***** Material for this exercise *****
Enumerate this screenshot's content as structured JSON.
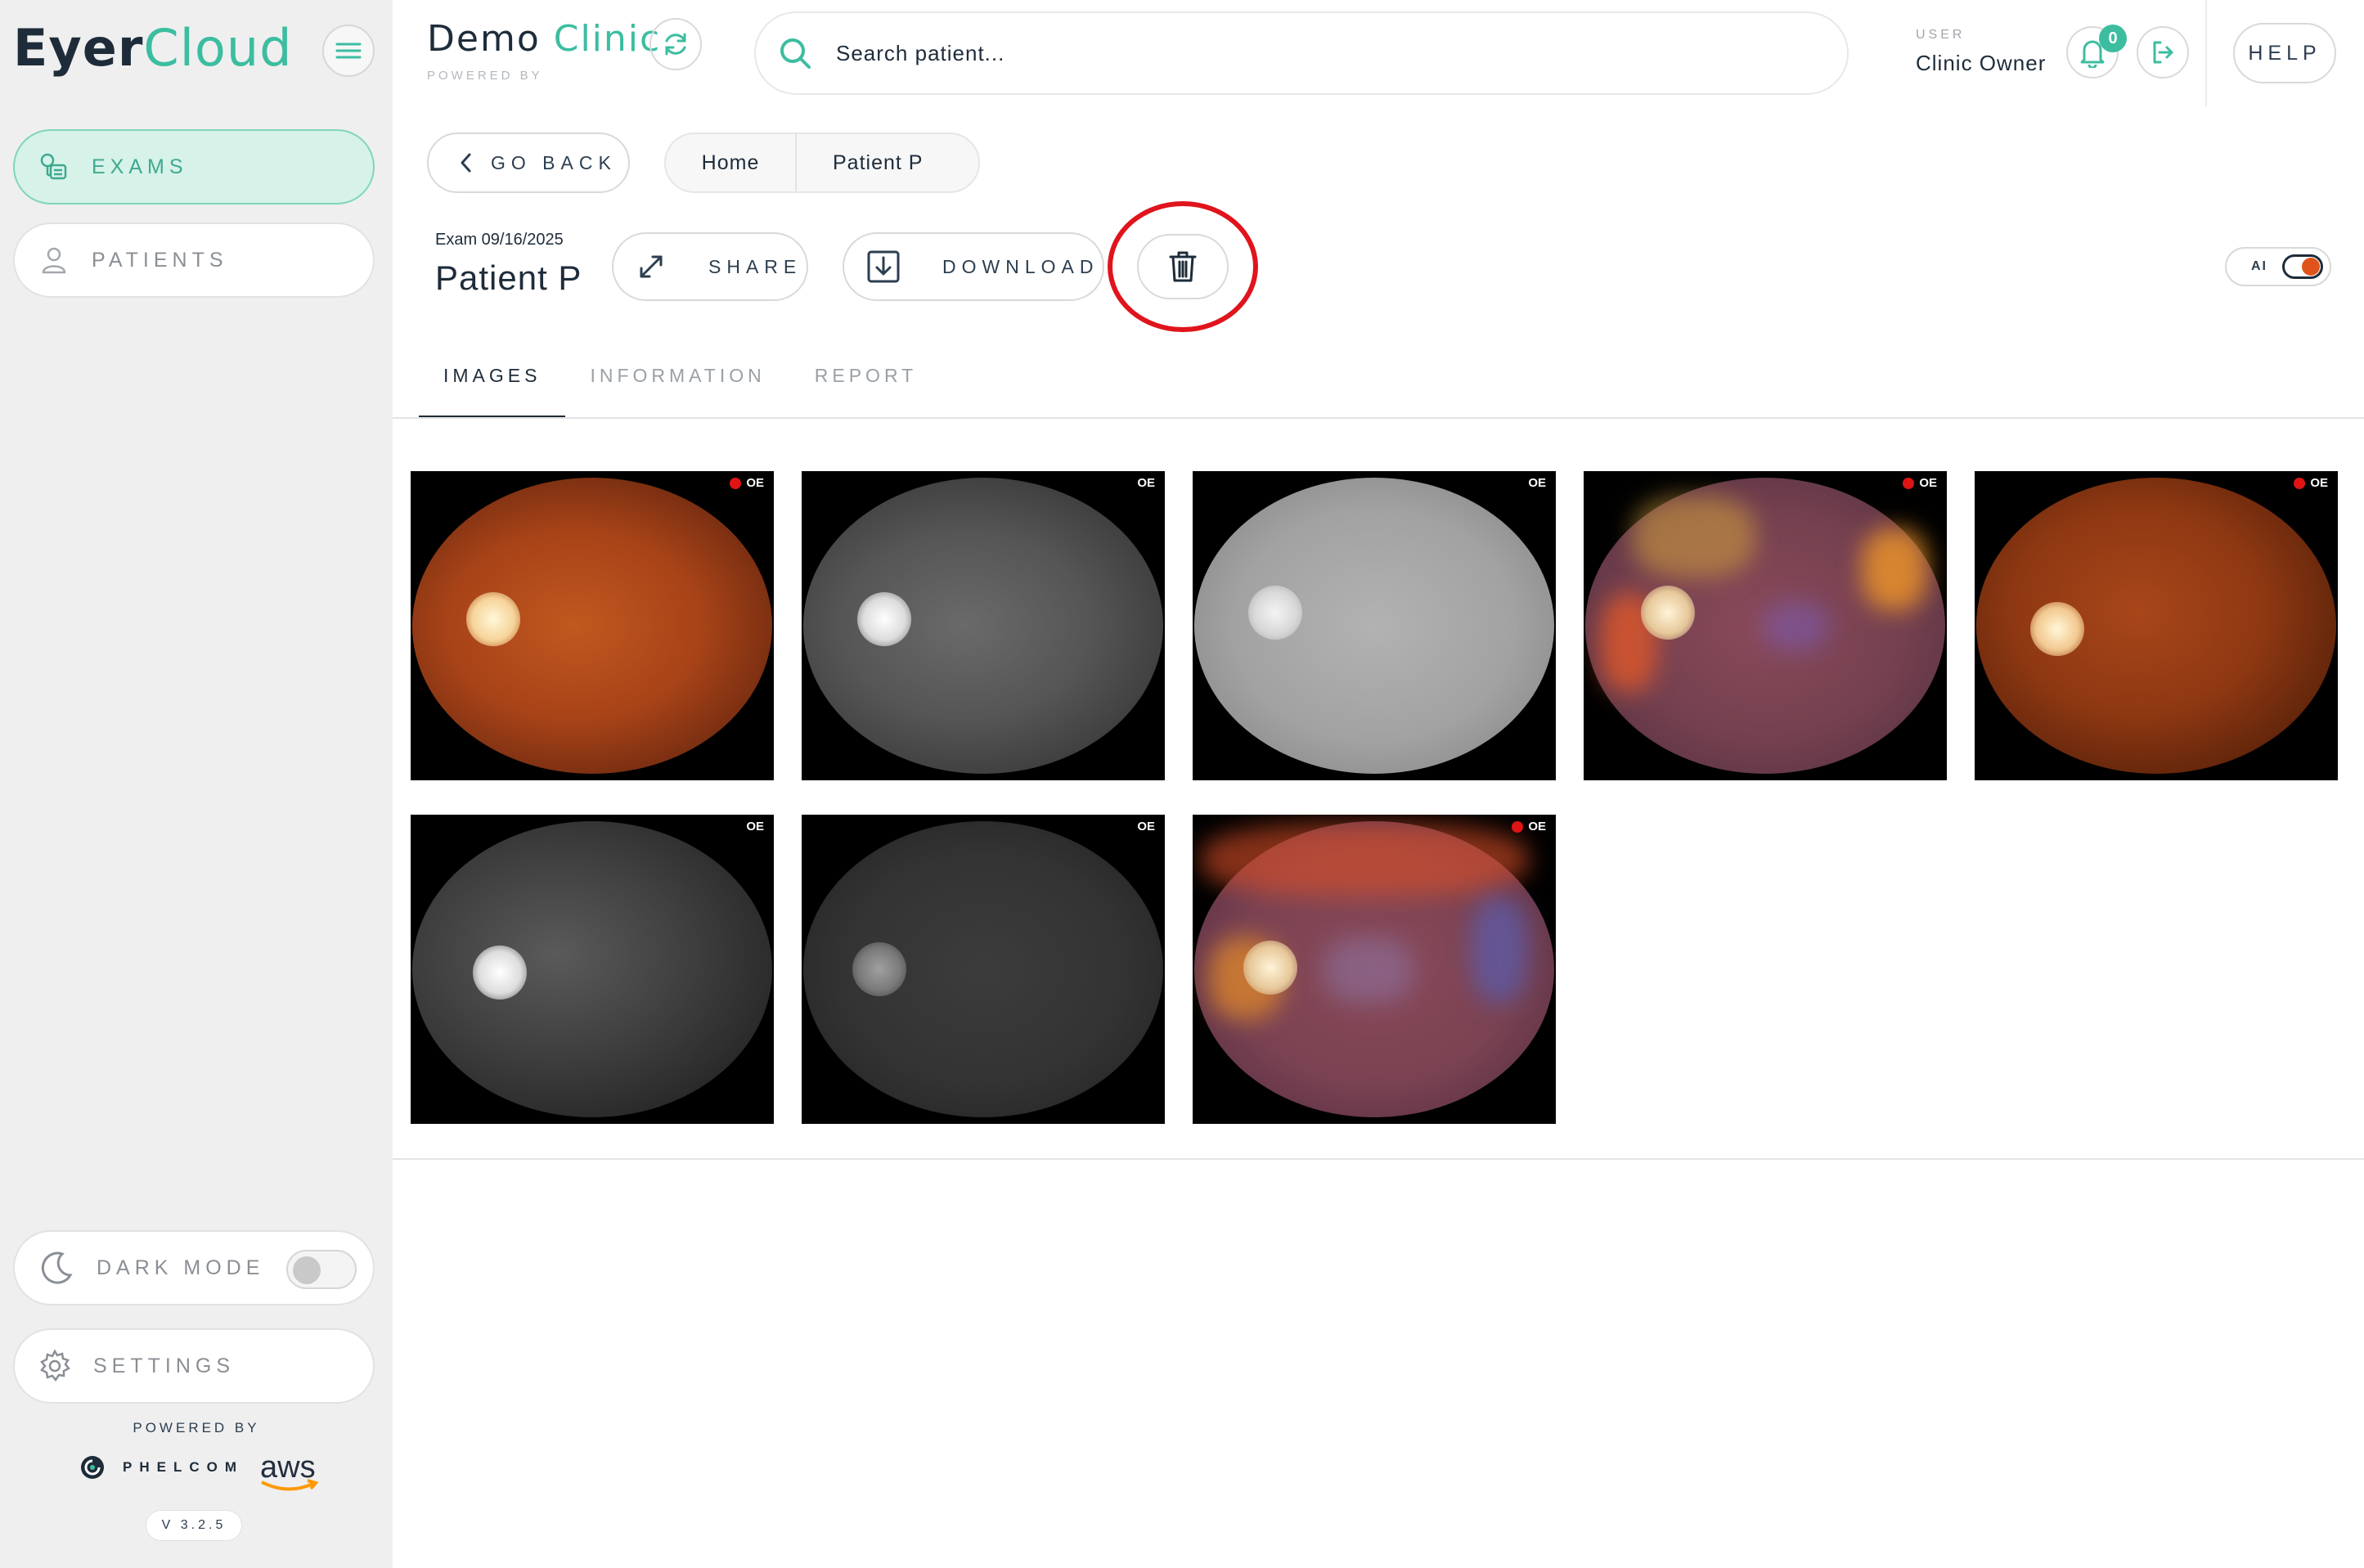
{
  "sidebar": {
    "logo_part1": "Eyer",
    "logo_part2": "Cloud",
    "nav": [
      {
        "label": "EXAMS",
        "active": true
      },
      {
        "label": "PATIENTS",
        "active": false
      }
    ],
    "dark_mode_label": "DARK MODE",
    "dark_mode_on": false,
    "settings_label": "SETTINGS",
    "powered_by": "POWERED BY",
    "brand1": "PHELCOM",
    "brand2": "aws",
    "version": "V 3.2.5"
  },
  "header": {
    "clinic_part1": "Demo ",
    "clinic_part2": "Clinic",
    "clinic_sub": "POWERED BY",
    "search_placeholder": "Search patient...",
    "user_label": "USER",
    "user_name": "Clinic Owner",
    "notifications": "0",
    "help": "HELP"
  },
  "nav_row": {
    "go_back": "GO BACK",
    "breadcrumb": [
      "Home",
      "Patient P"
    ]
  },
  "exam": {
    "date": "Exam 09/16/2025",
    "patient": "Patient P",
    "share": "SHARE",
    "download": "DOWNLOAD",
    "ai_label": "AI",
    "ai_on": true
  },
  "tabs": [
    "IMAGES",
    "INFORMATION",
    "REPORT"
  ],
  "active_tab": "IMAGES",
  "images": [
    {
      "eye": "OE",
      "flag": true,
      "kind": "color"
    },
    {
      "eye": "OE",
      "flag": false,
      "kind": "redfree"
    },
    {
      "eye": "OE",
      "flag": false,
      "kind": "gray-light"
    },
    {
      "eye": "OE",
      "flag": true,
      "kind": "heatmap"
    },
    {
      "eye": "OE",
      "flag": true,
      "kind": "color-dark"
    },
    {
      "eye": "OE",
      "flag": false,
      "kind": "gray-dark"
    },
    {
      "eye": "OE",
      "flag": false,
      "kind": "gray-mid"
    },
    {
      "eye": "OE",
      "flag": true,
      "kind": "heatmap2"
    }
  ],
  "colors": {
    "accent": "#3cbda0",
    "dark": "#1e2c3a",
    "alert": "#e0141c"
  }
}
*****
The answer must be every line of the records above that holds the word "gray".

_Response for this exercise_.
      "kind": "gray-light"
      "kind": "gray-dark"
      "kind": "gray-mid"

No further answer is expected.